"The American way of fighting is to protect, with the massive advantages given by American technology, the American fighting man. This is a good strategy to win a conventional battle. But it is a bad strategy to win a guerilla war. Since the goal of the war was to occupy Iraq until the nation had reformed as an American ally, the tactics of the war had to be brought into line with that strategy. And that would mean minimizing collateral Iraqi casualties – that is, individuating Iraqi insurgents and killing or capturing them out of the general civilian population. But individuating those insurgents would significantly raise the level of hazard for American soldiers. The American military has opted, generally, not to do that – instead adopting a strategy like that revealed by the investigation of the Haditha murders. The American infliction of casualties on Iraqis is broadly permitted in order to protect every American soldier from harm; a policy that leads to re-inforcing the insurgency as more and more Iraqis have an incentive, given this policy, to join them or at least tacitly give them support. Add to this that the infliction of iraqi casualties by the Americans has no effect on the infliction of iraqi casualties by the insurgents, and you get a picture of why Americans have lost the war. It is like the police coming into a high crime neighborhood and killing random people in the neighborhood without ever lowering the crime rate.
"I think Americans have essentially been irrelevant in Iraq – a sort of mercenary ethnic cleansing unit – since Najaf in 2004. It is interesting to see how they got to that point so quickly. The stats give us a paradox that is at the center of Amrican foreign policy: the Americans are at once the most aggressive nation in the world and the one with the lowest tolerance for American deaths. Hence, they are more apt to get into wars (severely underestimating the costs) that they then mismanage (trying to remain below a threshhold of casualties that divides their tactical means from their strategic ends). This goes a long way back in American history— Grant and McClellan still fight for the soul of the military, with the compromise being a McClellan like delicacy about American deaths combined with a Grant like ferocity in inflicting massive deaths on the enemy—and identifying the latter as victory. Of course, that isn’t victory at all."

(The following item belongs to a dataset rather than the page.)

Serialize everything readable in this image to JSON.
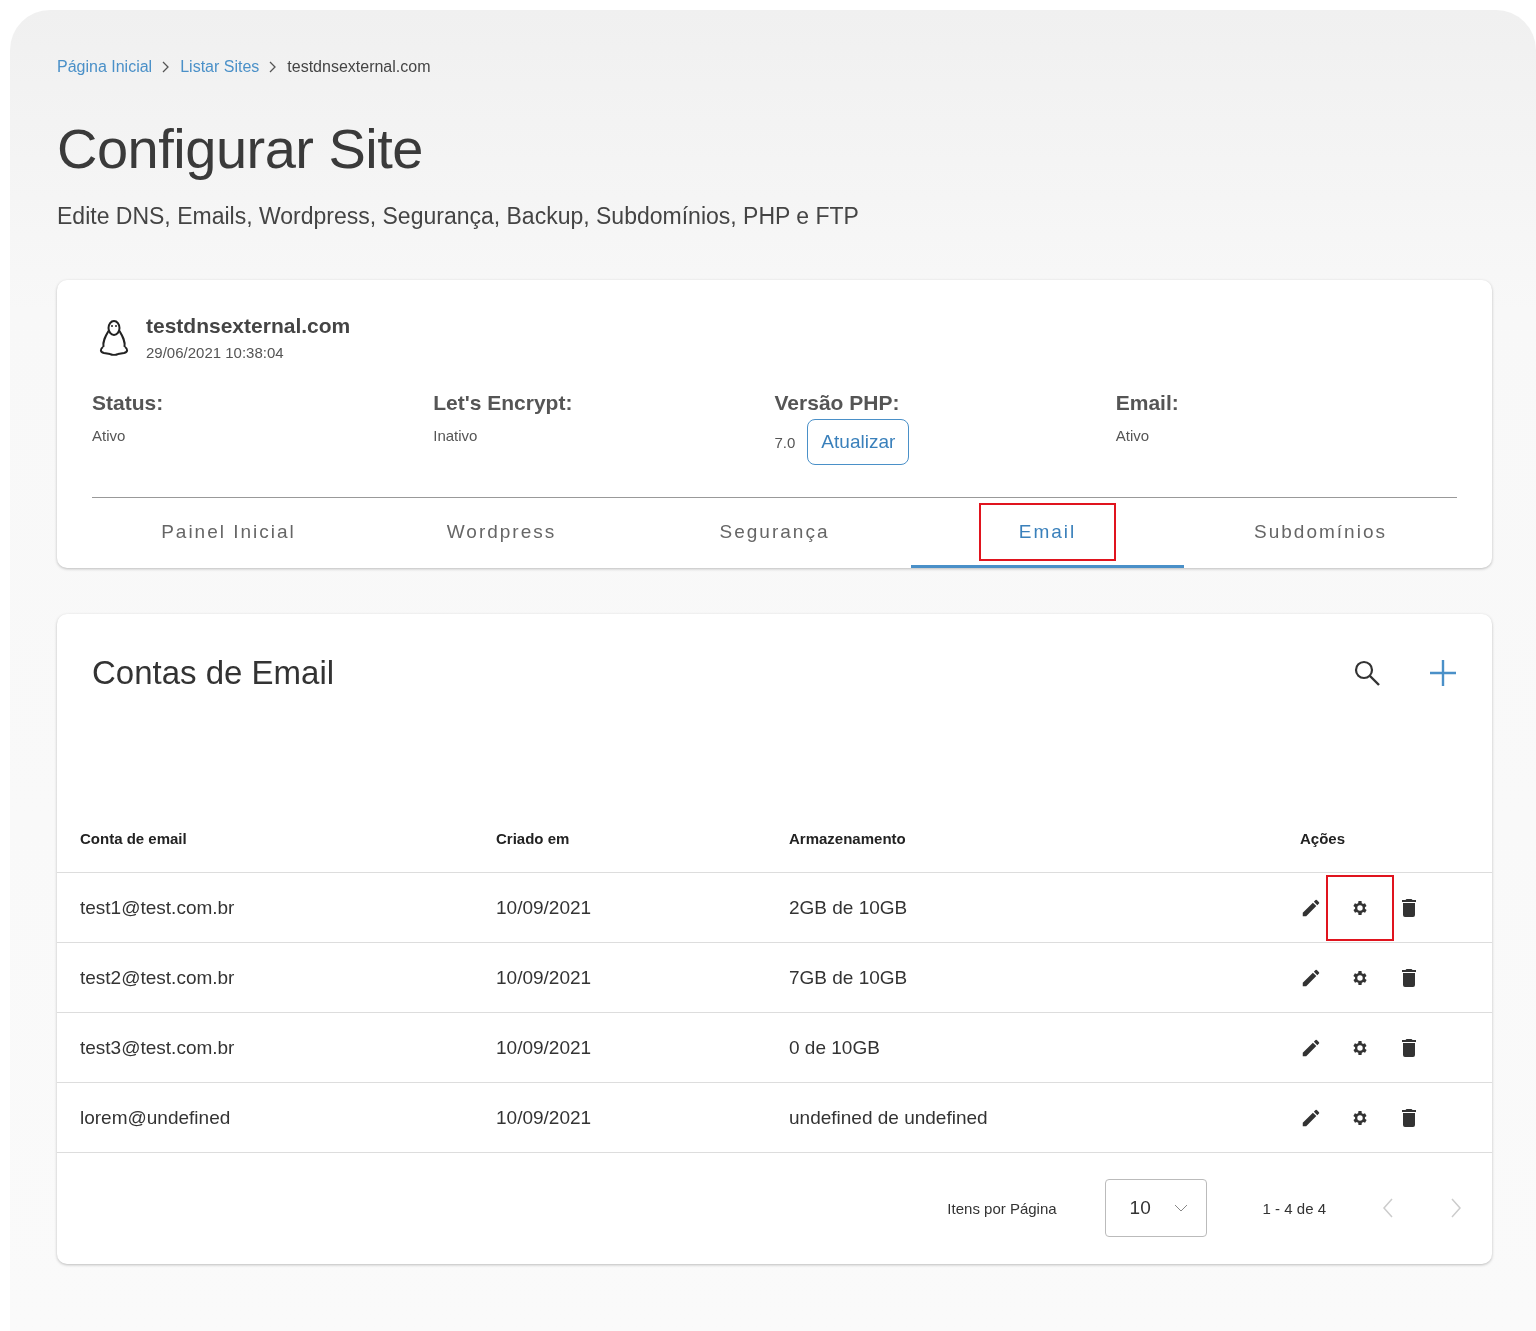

This is a point I've flogged all too often at this site.
But there is a broader issue still. As I keep repeating ad nauseum, the motivations for the Iraq war have to be found in the war culture itself – it is not just Iraq that is in question, but the past sixty years in which war has not only overturned elementary principles of democracy, but has so shaped the attitude of an influential segment in not only the U.S., but in every prosperous nation, that war has become a goal, weapon production has become a manufacturing mainstay, and a low level, constant belligerence has become the temperamental default for the ‘discourse’ about the interactions between states.
In my next post, I want to get to the immediate political root of the Iraq war, which I think transcends the grab bag of the war supporters motives. This is, among other things, an experimental war – a new expression of creating a military force that is solely at the discretion of the executive branch, and using it aggressively with no need to respond in any fashion to any legal or social constraint. To roll out this model of war, you need war lite – you need a volunteer army that you can claim has an acceptable number of casualties in order for that army to, so to speak, operate outside the field of attention – of all except, of course, the unfortunates they operate on. The return of the mercenary form, although not labeled as such, is what we are seeing.
“I’m so bored. I hate my life.” - Britney Spears
Das Langweilige ist interessant geworden, weil das Interessante angefangen hat langweilig zu werden. – Thomas Mann
"Never for money/always for love" - The Talking Heads
"Never for money/always for love" - The Talking Heads